Not as such. There are exciting applications of technologies from all different areas of quantum but what would be exciting for me to witness is the routine integration of quantum technologies with existing infrastructure. There are many quantum technologies that are already part of our everyday lives, although we don’t necessarily realise it. I certainly didn’t realise before I started working on this project that, for example, laser technology is based on quantum mechanics, as are computers, the components that make them, and the internet. I’m finding that some of the applications we are told will come with the full rollout of quantum technologies seem as if they could be some years away. What I’m personally drawn to and find particularly interesting is things that are on the cusp of something, at that intersection of becoming the next big thing. We’re almost at that point with quantum, but not quite. I’m not waiting for the largest quantum computer to be installed in a bank, or in a government facility, what I want to see is all those little changes that are imperceptibly adopted as part of everyday life but that have a profound impact in the long run. There’s no doubt about it, quantum computers are going to be groundbreaking for many sciences in particular and will enable things like faster drug development or vaccine development, which we’ve seen the importance of over the last year. However, not everyone is working on drug development or on something like calculating the size of black holes, so for the rest of us it will be the small things that make a big difference. The small changes that contribute to a completely different landscape – that’s what I’m excited to see.
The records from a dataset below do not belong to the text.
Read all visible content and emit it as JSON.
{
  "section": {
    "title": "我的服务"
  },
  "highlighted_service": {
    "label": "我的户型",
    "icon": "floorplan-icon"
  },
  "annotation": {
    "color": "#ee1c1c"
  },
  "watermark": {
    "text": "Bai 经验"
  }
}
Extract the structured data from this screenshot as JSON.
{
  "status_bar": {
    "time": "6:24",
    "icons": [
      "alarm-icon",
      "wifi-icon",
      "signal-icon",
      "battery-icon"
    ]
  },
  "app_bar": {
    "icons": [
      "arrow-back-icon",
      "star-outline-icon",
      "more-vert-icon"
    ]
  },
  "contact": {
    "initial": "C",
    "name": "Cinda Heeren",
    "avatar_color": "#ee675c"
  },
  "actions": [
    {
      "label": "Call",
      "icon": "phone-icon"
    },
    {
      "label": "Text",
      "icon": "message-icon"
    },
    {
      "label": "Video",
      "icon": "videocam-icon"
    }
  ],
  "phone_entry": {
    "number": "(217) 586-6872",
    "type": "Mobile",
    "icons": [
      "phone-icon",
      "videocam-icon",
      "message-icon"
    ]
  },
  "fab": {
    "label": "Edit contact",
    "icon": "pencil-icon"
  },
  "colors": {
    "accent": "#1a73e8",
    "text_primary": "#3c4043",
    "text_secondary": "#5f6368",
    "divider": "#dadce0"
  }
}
What are your hopes for the future?
I really hope that quantum stops being an intimidating word for many people. It was for me before I started work on this project. I’m surrounded by many talented scientists who are very enthusiastic about what they do and they’re incredibly good at communicating why they do it, how they go about it and what they hope the end result is going to be. I hope that as many school kids as possible are surrounded by teachers who feel equally enthused about the possibilities of quantum. Certainly as part of our project work, we’ve collaborated with colleagues in the National STEM Learning Centre to train a cohort of quantum STEM ambassadors with the aim of visiting schools and inspiring the next generation of quantum practitioners! I hope that more people find out more about the potential applications and benefits of quantum and realise that it’s not a scary word, it’s not science fiction, it is a reality, and it could contribute to many wider benefits.
What would you say to young people who are considering pursuing a career in STEM, particularly in a role like yours?
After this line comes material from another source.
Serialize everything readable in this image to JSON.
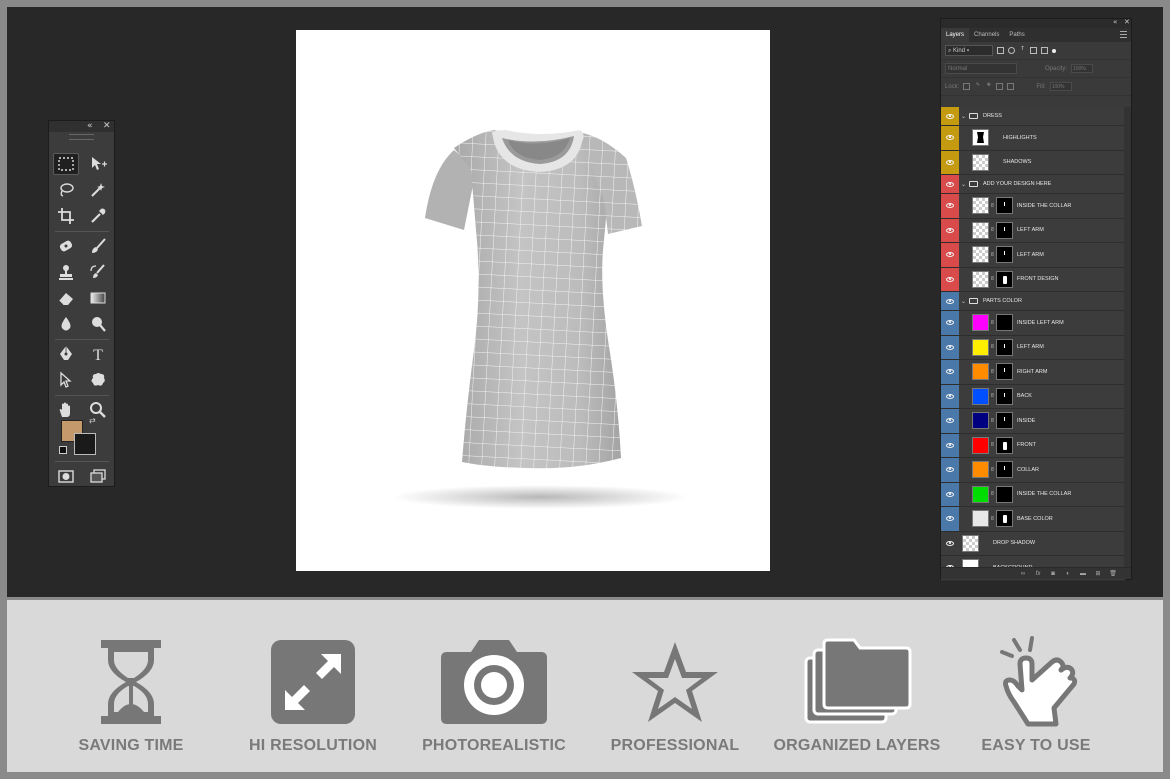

Just do it! You don’t have to have a background in STEM to become a project manager, but it certainly helps if you want to work on a large science-based project. Even if you don’t want to be a project manager and you want to be a quantum researcher, or a quantum entrepreneur, or a quantum data analyst or patent lawyer or communications expert, then do it. It’s a very exciting area, there are lots of interesting things happening, there’s a lot of investment at the moment and there’s a growing quantum community which is very close knit. Most of the people who work as part of the UK National Quantum Technologies Programme know each other, we all support each other and that is the case for people at other university institutions, which are partners in this programme, or small startups, or even big multinational companies. Quantum is big news, but the community is very close knit and works very well collaboratively, so it’s exciting to be part of it. Anyone can do it because there are many opportunities in many different directions, so come and join us!